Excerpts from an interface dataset

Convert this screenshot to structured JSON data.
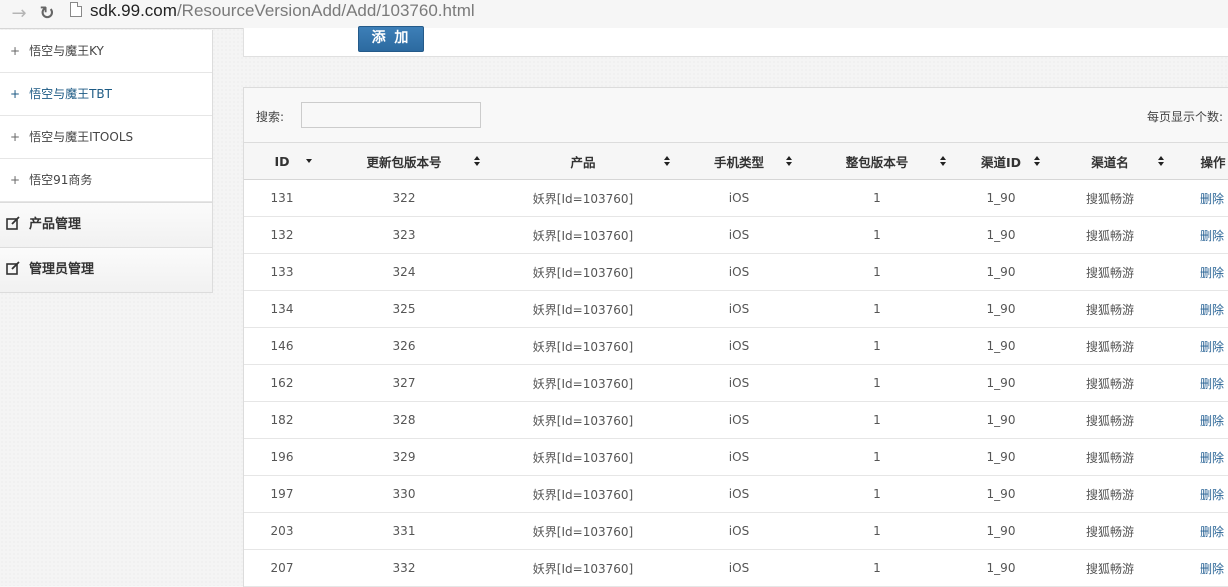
{
  "browser": {
    "url_host": "sdk.99.com",
    "url_path": "/ResourceVersionAdd/Add/103760.html"
  },
  "sidebar": {
    "items": [
      {
        "label": "悟空与魔王KY",
        "active": false
      },
      {
        "label": "悟空与魔王TBT",
        "active": true
      },
      {
        "label": "悟空与魔王ITOOLS",
        "active": false
      },
      {
        "label": "悟空91商务",
        "active": false
      }
    ],
    "plus_symbol": "+",
    "groups": [
      {
        "label": "产品管理",
        "icon": "edit-icon"
      },
      {
        "label": "管理员管理",
        "icon": "edit-icon"
      }
    ]
  },
  "top": {
    "add_label": "添 加"
  },
  "table": {
    "search_label": "搜索:",
    "search_value": "",
    "per_page_label": "每页显示个数:",
    "columns": [
      "ID",
      "更新包版本号",
      "产品",
      "手机类型",
      "整包版本号",
      "渠道ID",
      "渠道名",
      "操作"
    ],
    "rows": [
      [
        "131",
        "322",
        "妖界[Id=103760]",
        "iOS",
        "1",
        "1_90",
        "搜狐畅游",
        "删除"
      ],
      [
        "132",
        "323",
        "妖界[Id=103760]",
        "iOS",
        "1",
        "1_90",
        "搜狐畅游",
        "删除"
      ],
      [
        "133",
        "324",
        "妖界[Id=103760]",
        "iOS",
        "1",
        "1_90",
        "搜狐畅游",
        "删除"
      ],
      [
        "134",
        "325",
        "妖界[Id=103760]",
        "iOS",
        "1",
        "1_90",
        "搜狐畅游",
        "删除"
      ],
      [
        "146",
        "326",
        "妖界[Id=103760]",
        "iOS",
        "1",
        "1_90",
        "搜狐畅游",
        "删除"
      ],
      [
        "162",
        "327",
        "妖界[Id=103760]",
        "iOS",
        "1",
        "1_90",
        "搜狐畅游",
        "删除"
      ],
      [
        "182",
        "328",
        "妖界[Id=103760]",
        "iOS",
        "1",
        "1_90",
        "搜狐畅游",
        "删除"
      ],
      [
        "196",
        "329",
        "妖界[Id=103760]",
        "iOS",
        "1",
        "1_90",
        "搜狐畅游",
        "删除"
      ],
      [
        "197",
        "330",
        "妖界[Id=103760]",
        "iOS",
        "1",
        "1_90",
        "搜狐畅游",
        "删除"
      ],
      [
        "203",
        "331",
        "妖界[Id=103760]",
        "iOS",
        "1",
        "1_90",
        "搜狐畅游",
        "删除"
      ],
      [
        "207",
        "332",
        "妖界[Id=103760]",
        "iOS",
        "1",
        "1_90",
        "搜狐畅游",
        "删除"
      ]
    ]
  },
  "colors": {
    "accent": "#2c6aa0",
    "active_link": "#1c5a84"
  }
}
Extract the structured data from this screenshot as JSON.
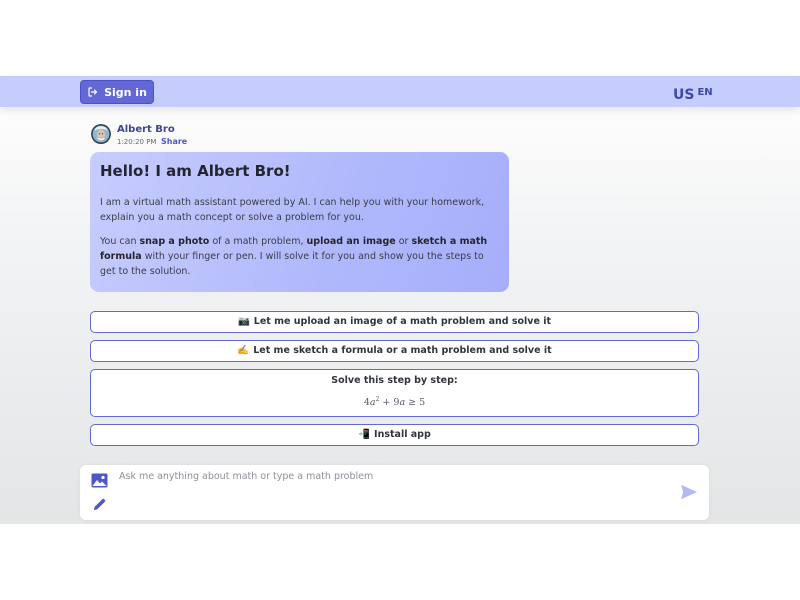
{
  "header": {
    "signin_label": "Sign in",
    "country": "US",
    "language": "EN"
  },
  "bot": {
    "name": "Albert Bro",
    "time": "1:20:20 PM",
    "share_label": "Share"
  },
  "welcome": {
    "title": "Hello! I am Albert Bro!",
    "intro": "I am a virtual math assistant powered by AI. I can help you with your homework, explain you a math concept or solve a problem for you.",
    "p2_part1": "You can ",
    "p2_bold1": "snap a photo",
    "p2_part2": " of a math problem, ",
    "p2_bold2": "upload an image",
    "p2_part3": " or ",
    "p2_bold3": "sketch a math formula",
    "p2_part4": " with your finger or pen. I will solve it for you and show you the steps to get to the solution."
  },
  "actions": {
    "upload": {
      "emoji": "📷",
      "label": "Let me upload an image of a math problem and solve it"
    },
    "sketch": {
      "emoji": "✍️",
      "label": "Let me sketch a formula or a math problem and solve it"
    },
    "solve": {
      "title": "Solve this step by step:",
      "coef1": "4",
      "var1": "a",
      "exp1": "2",
      "plus": " + ",
      "coef2": "9",
      "var2": "a",
      "relation": " ≥ ",
      "rhs": "5"
    },
    "install": {
      "emoji": "📲",
      "label": "Install app"
    }
  },
  "composer": {
    "placeholder": "Ask me anything about math or type a math problem"
  },
  "colors": {
    "accent": "#6368d6",
    "header_bg": "#c5cdfd",
    "bubble_start": "#c7cdfd",
    "bubble_end": "#a6aefb",
    "send_icon": "#b3b8f6"
  },
  "icons": {
    "signin": "sign-in-icon",
    "image": "image-icon",
    "pencil": "pencil-icon",
    "send": "send-icon"
  }
}
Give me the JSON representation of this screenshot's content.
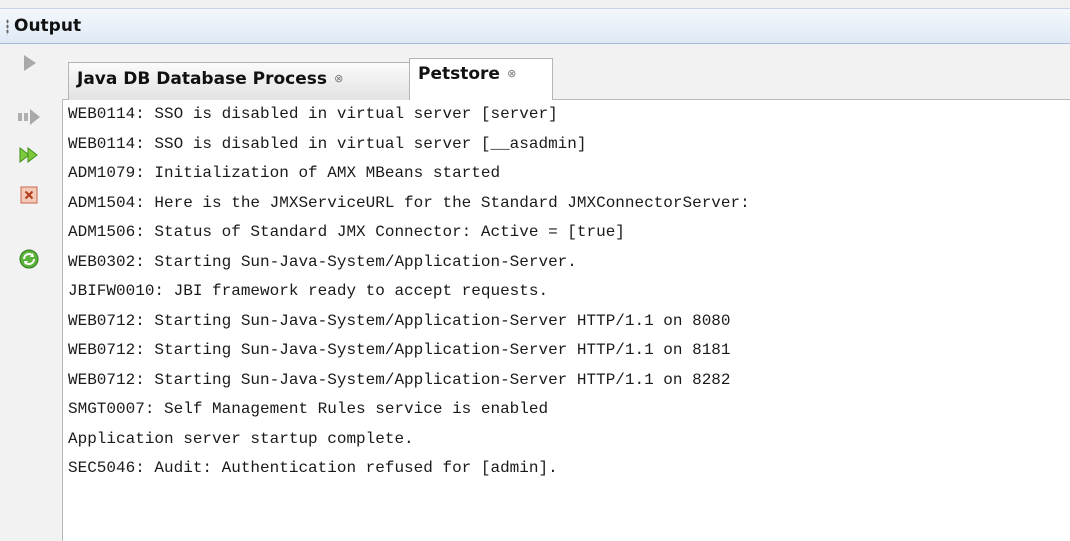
{
  "panel": {
    "title": "Output"
  },
  "toolbar": {
    "icons": [
      "rerun-icon",
      "rerun-with-options-icon",
      "resume-icon",
      "stop-icon",
      "refresh-icon"
    ]
  },
  "tabs": [
    {
      "label": "Java DB Database Process",
      "close": "⊗",
      "active": false
    },
    {
      "label": "Petstore",
      "close": "⊗",
      "active": true
    }
  ],
  "console": {
    "partial_line": "",
    "lines": [
      "WEB0114: SSO is disabled in virtual server [server]",
      "WEB0114: SSO is disabled in virtual server [__asadmin]",
      "ADM1079: Initialization of AMX MBeans started",
      "ADM1504: Here is the JMXServiceURL for the Standard JMXConnectorServer:",
      "ADM1506: Status of Standard JMX Connector: Active = [true]",
      "WEB0302: Starting Sun-Java-System/Application-Server.",
      "JBIFW0010: JBI framework ready to accept requests.",
      "WEB0712: Starting Sun-Java-System/Application-Server HTTP/1.1 on 8080",
      "WEB0712: Starting Sun-Java-System/Application-Server HTTP/1.1 on 8181",
      "WEB0712: Starting Sun-Java-System/Application-Server HTTP/1.1 on 8282",
      "SMGT0007: Self Management Rules service is enabled",
      "Application server startup complete.",
      "SEC5046: Audit: Authentication refused for [admin]."
    ]
  },
  "colors": {
    "header_bg": "#dfe9f5",
    "toolbar_bg": "#f2f2f2",
    "text": "#1a1a1a"
  }
}
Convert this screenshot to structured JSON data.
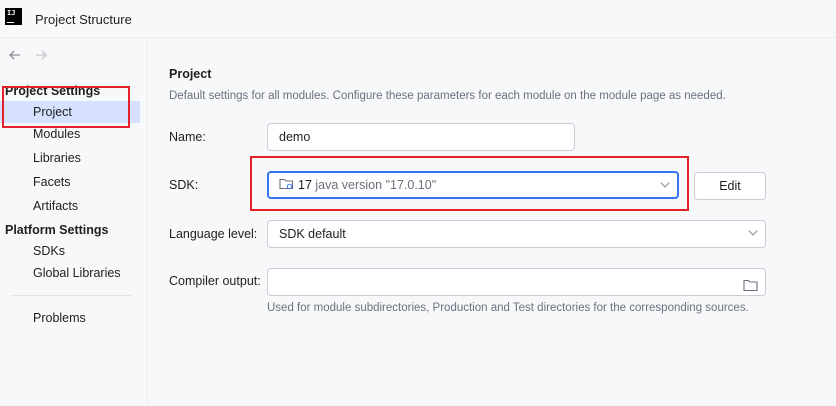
{
  "window": {
    "title": "Project Structure",
    "logo_text": "IJ"
  },
  "nav": {
    "back_icon": "arrow-left-icon",
    "forward_icon": "arrow-right-icon"
  },
  "sidebar": {
    "project_settings_title": "Project Settings",
    "project_settings_items": [
      {
        "label": "Project",
        "selected": true
      },
      {
        "label": "Modules"
      },
      {
        "label": "Libraries"
      },
      {
        "label": "Facets"
      },
      {
        "label": "Artifacts"
      }
    ],
    "platform_settings_title": "Platform Settings",
    "platform_settings_items": [
      {
        "label": "SDKs"
      },
      {
        "label": "Global Libraries"
      }
    ],
    "problems_label": "Problems"
  },
  "main": {
    "title": "Project",
    "description": "Default settings for all modules. Configure these parameters for each module on the module page as needed.",
    "name_label": "Name:",
    "name_value": "demo",
    "sdk_label": "SDK:",
    "sdk_number": "17",
    "sdk_version": "java version \"17.0.10\"",
    "sdk_icon": "folder-icon",
    "edit_button": "Edit",
    "language_level_label": "Language level:",
    "language_level_value": "SDK default",
    "compiler_output_label": "Compiler output:",
    "compiler_output_value": "",
    "compiler_output_hint": "Used for module subdirectories, Production and Test directories for the corresponding sources."
  },
  "colors": {
    "selection": "#d5e1ff",
    "focus_border": "#3574f0",
    "annotation_red": "#e3212b"
  }
}
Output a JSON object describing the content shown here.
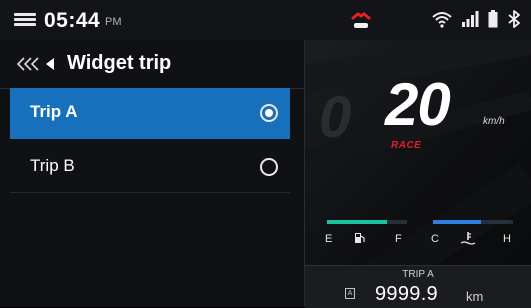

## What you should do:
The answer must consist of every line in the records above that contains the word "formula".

## Solution for this exercise:
    "p2_bold3": "sketch a math formula",
      "label": "Let me sketch a formula or a math problem and solve it"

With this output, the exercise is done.